Description of the task | Set down a true copy of the data, with all pictures left out.
————
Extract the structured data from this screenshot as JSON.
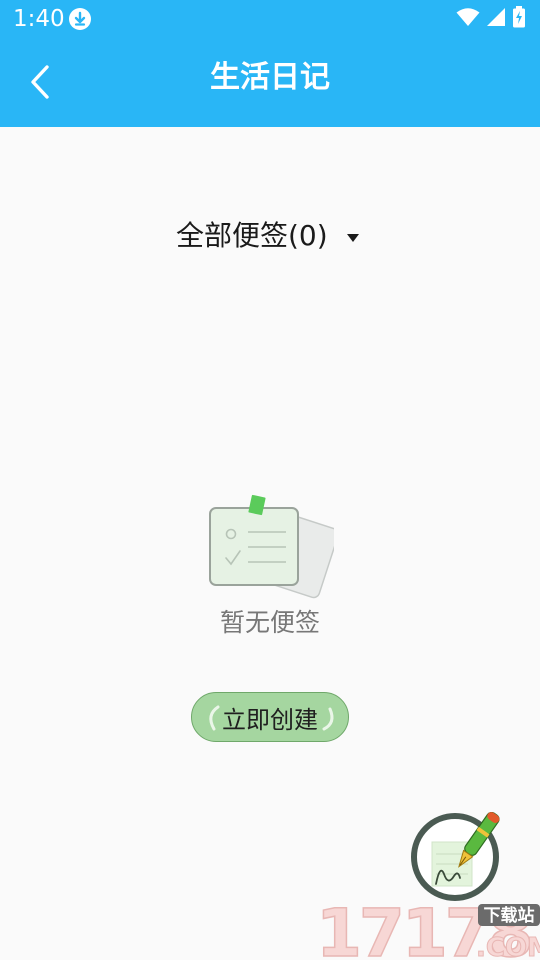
{
  "status_bar": {
    "time": "1:40",
    "icons": [
      "download-icon",
      "wifi-icon",
      "cell-signal-icon",
      "battery-charging-icon"
    ]
  },
  "app_bar": {
    "title": "生活日记",
    "back_icon": "chevron-left-icon"
  },
  "filter": {
    "label": "全部便签(0)",
    "dropdown_icon": "triangle-down-icon"
  },
  "empty_state": {
    "text": "暂无便签",
    "illustration": "note-cards-icon"
  },
  "actions": {
    "create_label": "立即创建",
    "fab_icon": "fountain-pen-icon"
  },
  "watermark": {
    "logo_text": "17178",
    "domain_text": ".COM",
    "tag_text": "下载站"
  },
  "colors": {
    "header_bg": "#29b6f6",
    "page_bg": "#fafafa",
    "create_button_bg": "#a5d6a0",
    "fab_ring": "#4a5a52"
  }
}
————
Problem solution |
Extract the structured data from this screenshot as JSON.
{
  "status_bar": {
    "time": "1:40",
    "icons": [
      "download-icon",
      "wifi-icon",
      "cell-signal-icon",
      "battery-charging-icon"
    ]
  },
  "app_bar": {
    "title": "生活日记",
    "back_icon": "chevron-left-icon"
  },
  "filter": {
    "label": "全部便签(0)",
    "dropdown_icon": "triangle-down-icon"
  },
  "empty_state": {
    "text": "暂无便签",
    "illustration": "note-cards-icon"
  },
  "actions": {
    "create_label": "立即创建",
    "fab_icon": "fountain-pen-icon"
  },
  "watermark": {
    "logo_text": "17178",
    "domain_text": ".COM",
    "tag_text": "下载站"
  },
  "colors": {
    "header_bg": "#29b6f6",
    "page_bg": "#fafafa",
    "create_button_bg": "#a5d6a0",
    "fab_ring": "#4a5a52"
  }
}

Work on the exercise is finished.